Gerard Manley Hopkins, ends his poem, “God’s Grandeur”, with the line,
“…Because the Holy Ghost over the bent
World broods with warm breast and with ah! bright wings.”
In the previous post I matched one of my paintings with a poem or song I wrote some time ago. Both the song and the image have always brought a favorite poem by Hopkins to mind. When amuirin asked why I referenced Hopkins in the post I wanted to share the private reference and his poem.
The world is charged with the grandeur of God.
It will flame out, like shining from shook foil;
It gathers to a greatness, like the ooze of oil
Crushed. Why do men then now not reck his rod?
Generations have trod, have trod, have trod;
And all is seared with trade; bleared, smeared with toil;
And wears man’s smudge and shares man’s smell: the soil
Is bare now, nor can foot feel, being shod.
And for all this, nature is never spent;
There lives the dearest freshness deep down things;
And though the last lights off the black West went
Oh, morning, at the brown brink eastward, springs—
Because the Holy Ghost over the bent
World broods with warm breast and with ah! bright wings.
by Gerard Manley Hopkins (1844 to 1889)
I have always loved the poem, the poet’s love of wordplay and especially the last line. Not to mention the interesting man; an Anglican convert to Catholicism who became a Jesuit priest, a wordsmith, and who died young. Wikipedia has this to say about his death,

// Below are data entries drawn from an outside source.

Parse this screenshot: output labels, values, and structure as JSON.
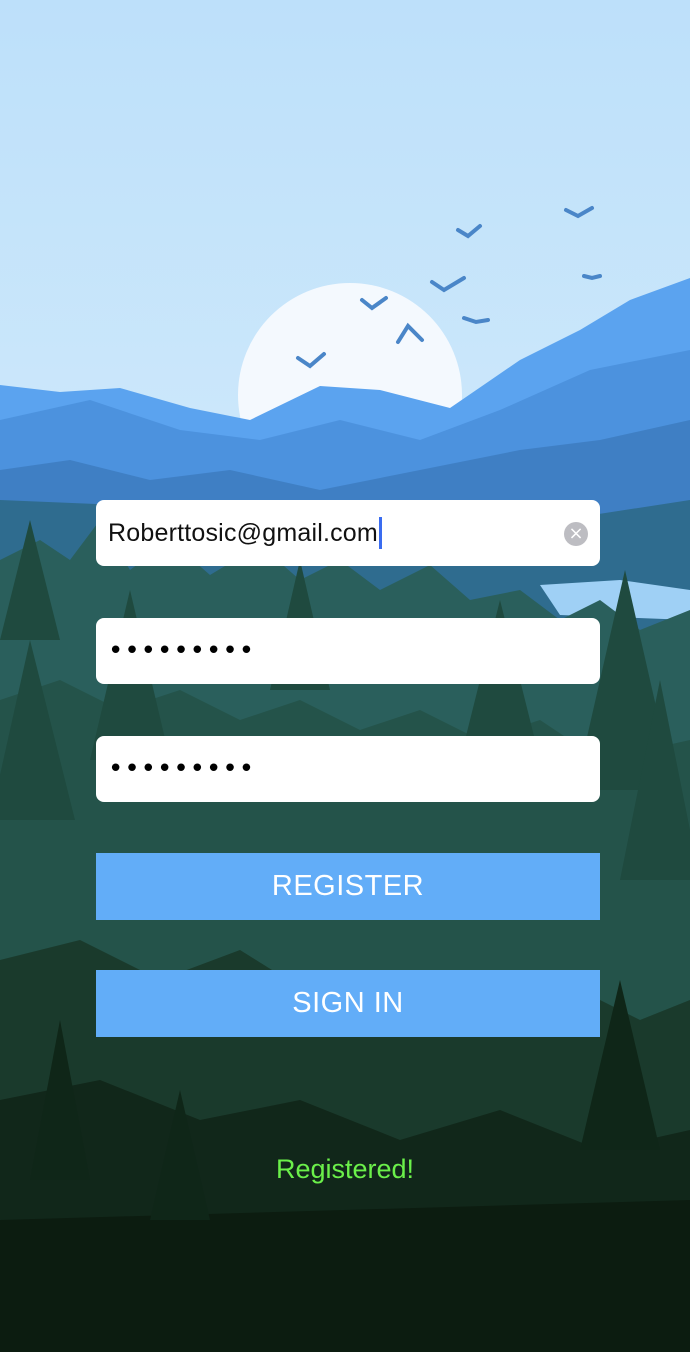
{
  "form": {
    "email": {
      "value": "Roberttosic@gmail.com"
    },
    "password": {
      "masked": "•••••••••"
    },
    "confirm_password": {
      "masked": "•••••••••"
    }
  },
  "buttons": {
    "register_label": "REGISTER",
    "signin_label": "SIGN IN"
  },
  "status": {
    "text": "Registered!",
    "color": "#6bf04a"
  },
  "colors": {
    "button": "#62adf8",
    "field": "#ffffff"
  },
  "icons": {
    "clear": "clear-circle-x-icon"
  }
}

“…Although he probably suffered from what today might be diagnosed as either bipolar disorder or chronic unipolar depression, and battled a deep sense of anguish throughout his life, upon his death bed he evidently overcame some of that despondency, at times stygian in its intensity: his last words were “I am so happy, I am so happy.”
I just noticed the date of his death and see he was only 44 when he died. It makes me think of passages Robertson Davies wrote in Fifth Business, or maybe, What’s Bred in the Bone, where a priest is reflecting on his evolving understanding of the life of Jesus. The priest (if I remember this correctly), now an old man, is speaking to someone he knew in his youth, when he was new to the priesthood and his fervor was strong and his ideas about Christ and religion seemingly set for life.

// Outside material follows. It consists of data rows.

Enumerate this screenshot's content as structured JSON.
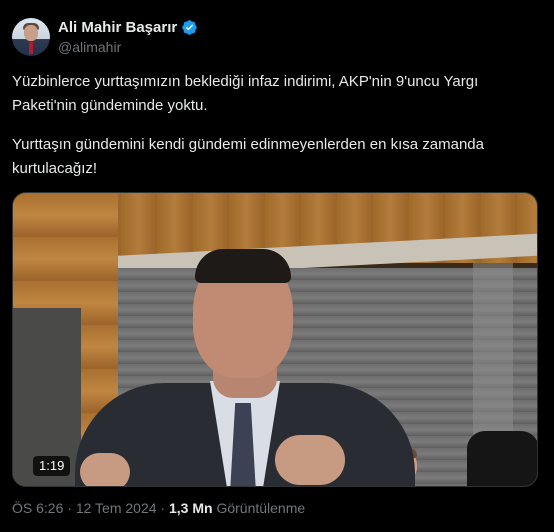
{
  "author": {
    "name": "Ali Mahir Başarır",
    "handle": "@alimahir",
    "verified_icon": "verified-badge-icon",
    "verified_color": "#1d9bf0"
  },
  "tweet": {
    "paragraph_1": "Yüzbinlerce yurttaşımızın beklediği infaz indirimi, AKP'nin 9'uncu Yargı Paketi'nin gündeminde yoktu.",
    "paragraph_2": "Yurttaşın gündemini kendi gündemi edinmeyenlerden en kısa zamanda kurtulacağız!"
  },
  "media": {
    "type": "video",
    "duration": "1:19"
  },
  "meta": {
    "time": "ÖS 6:26",
    "separator_1": " · ",
    "date": "12 Tem 2024",
    "separator_2": " · ",
    "views_count": "1,3 Mn",
    "views_label": " Görüntülenme"
  },
  "colors": {
    "background": "#000000",
    "text": "#e7e9ea",
    "secondary": "#71767b"
  }
}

“How do you feel about your religion now? The same as you did then?” his questioner asks.
“I am more than twice as old now as Jesus was when he died,” said the old priest. “Things do look very different, from where I am today.”
Forgive the paraphrasing and the misremembering, all you Davies fans. What struck me at the time I read the passage was the likely truth of the old man’s words. I was younger then – 33 or 34, about the age of Jesus when he died – and I thought that some day I might look back on those words and weigh them.
Well, I am too busy to weigh them now. All I can do is hold them up in the light of this coffee shop window and turn them a bit. They seem true, the light shines through them. I can reflect on the life and pain and glory of Gerard Manley Hopkins from a new perspective, that of outliving his 44 years; that of surviving some hellish years of my own.
I don’t have any great wisdom or insight to offer, just that yes, things do look different from the perch at the end of the branch. Flight is inviting, it always has been. Endurance is important, if only because we say it is. Not leaving the branch before our time means everything in the world to those who’s lives we light, and to those whom in turn light our own.
Thank you, amuirin, for your question. I am so glad you are able to stop and wander.